Record excerpts Start Marker

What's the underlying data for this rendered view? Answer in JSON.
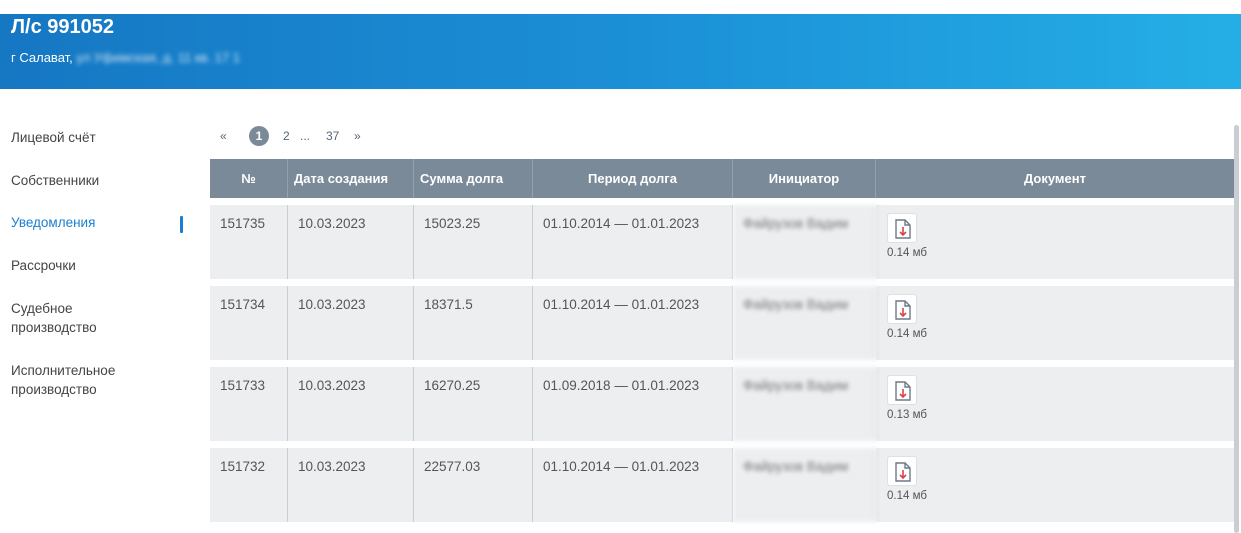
{
  "header": {
    "account": "Л/с 991052",
    "city": "г Салават,",
    "street_obscured": "ул Уфимская, д. 11 кв. 17 1"
  },
  "sidebar": {
    "items": [
      {
        "label": "Лицевой счёт"
      },
      {
        "label": "Собственники"
      },
      {
        "label": "Уведомления"
      },
      {
        "label": "Рассрочки"
      },
      {
        "label": "Судебное\nпроизводство"
      },
      {
        "label": "Исполнительное\nпроизводство"
      }
    ],
    "active_index": 2
  },
  "pagination": {
    "prev": "«",
    "current": "1",
    "next_page": "2",
    "ellipsis": "...",
    "last": "37",
    "next": "»"
  },
  "table": {
    "headers": [
      "№",
      "Дата создания",
      "Сумма долга",
      "Период долга",
      "Инициатор",
      "Документ"
    ],
    "rows": [
      {
        "num": "151735",
        "date": "10.03.2023",
        "sum": "15023.25",
        "period": "01.10.2014 — 01.01.2023",
        "initiator": "Файрузов Вадим",
        "size": "0.14 мб"
      },
      {
        "num": "151734",
        "date": "10.03.2023",
        "sum": "18371.5",
        "period": "01.10.2014 — 01.01.2023",
        "initiator": "Файрузов Вадим",
        "size": "0.14 мб"
      },
      {
        "num": "151733",
        "date": "10.03.2023",
        "sum": "16270.25",
        "period": "01.09.2018 — 01.01.2023",
        "initiator": "Файрузов Вадим",
        "size": "0.13 мб"
      },
      {
        "num": "151732",
        "date": "10.03.2023",
        "sum": "22577.03",
        "period": "01.10.2014 — 01.01.2023",
        "initiator": "Файрузов Вадим",
        "size": "0.14 мб"
      }
    ]
  },
  "colors": {
    "header_start": "#1677c3",
    "header_end": "#25aee6",
    "accent": "#1a7fd0",
    "table_head": "#7b8a99",
    "row_bg": "#eceef0"
  },
  "icons": {
    "document": "pdf-file-icon"
  }
}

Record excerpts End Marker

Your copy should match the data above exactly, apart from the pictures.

What's the underlying data for this rendered view? Answer in JSON.
{
  "header": {
    "account": "Л/с 991052",
    "city": "г Салават,",
    "street_obscured": "ул Уфимская, д. 11 кв. 17 1"
  },
  "sidebar": {
    "items": [
      {
        "label": "Лицевой счёт"
      },
      {
        "label": "Собственники"
      },
      {
        "label": "Уведомления"
      },
      {
        "label": "Рассрочки"
      },
      {
        "label": "Судебное\nпроизводство"
      },
      {
        "label": "Исполнительное\nпроизводство"
      }
    ],
    "active_index": 2
  },
  "pagination": {
    "prev": "«",
    "current": "1",
    "next_page": "2",
    "ellipsis": "...",
    "last": "37",
    "next": "»"
  },
  "table": {
    "headers": [
      "№",
      "Дата создания",
      "Сумма долга",
      "Период долга",
      "Инициатор",
      "Документ"
    ],
    "rows": [
      {
        "num": "151735",
        "date": "10.03.2023",
        "sum": "15023.25",
        "period": "01.10.2014 — 01.01.2023",
        "initiator": "Файрузов Вадим",
        "size": "0.14 мб"
      },
      {
        "num": "151734",
        "date": "10.03.2023",
        "sum": "18371.5",
        "period": "01.10.2014 — 01.01.2023",
        "initiator": "Файрузов Вадим",
        "size": "0.14 мб"
      },
      {
        "num": "151733",
        "date": "10.03.2023",
        "sum": "16270.25",
        "period": "01.09.2018 — 01.01.2023",
        "initiator": "Файрузов Вадим",
        "size": "0.13 мб"
      },
      {
        "num": "151732",
        "date": "10.03.2023",
        "sum": "22577.03",
        "period": "01.10.2014 — 01.01.2023",
        "initiator": "Файрузов Вадим",
        "size": "0.14 мб"
      }
    ]
  },
  "colors": {
    "header_start": "#1677c3",
    "header_end": "#25aee6",
    "accent": "#1a7fd0",
    "table_head": "#7b8a99",
    "row_bg": "#eceef0"
  },
  "icons": {
    "document": "pdf-file-icon"
  }
}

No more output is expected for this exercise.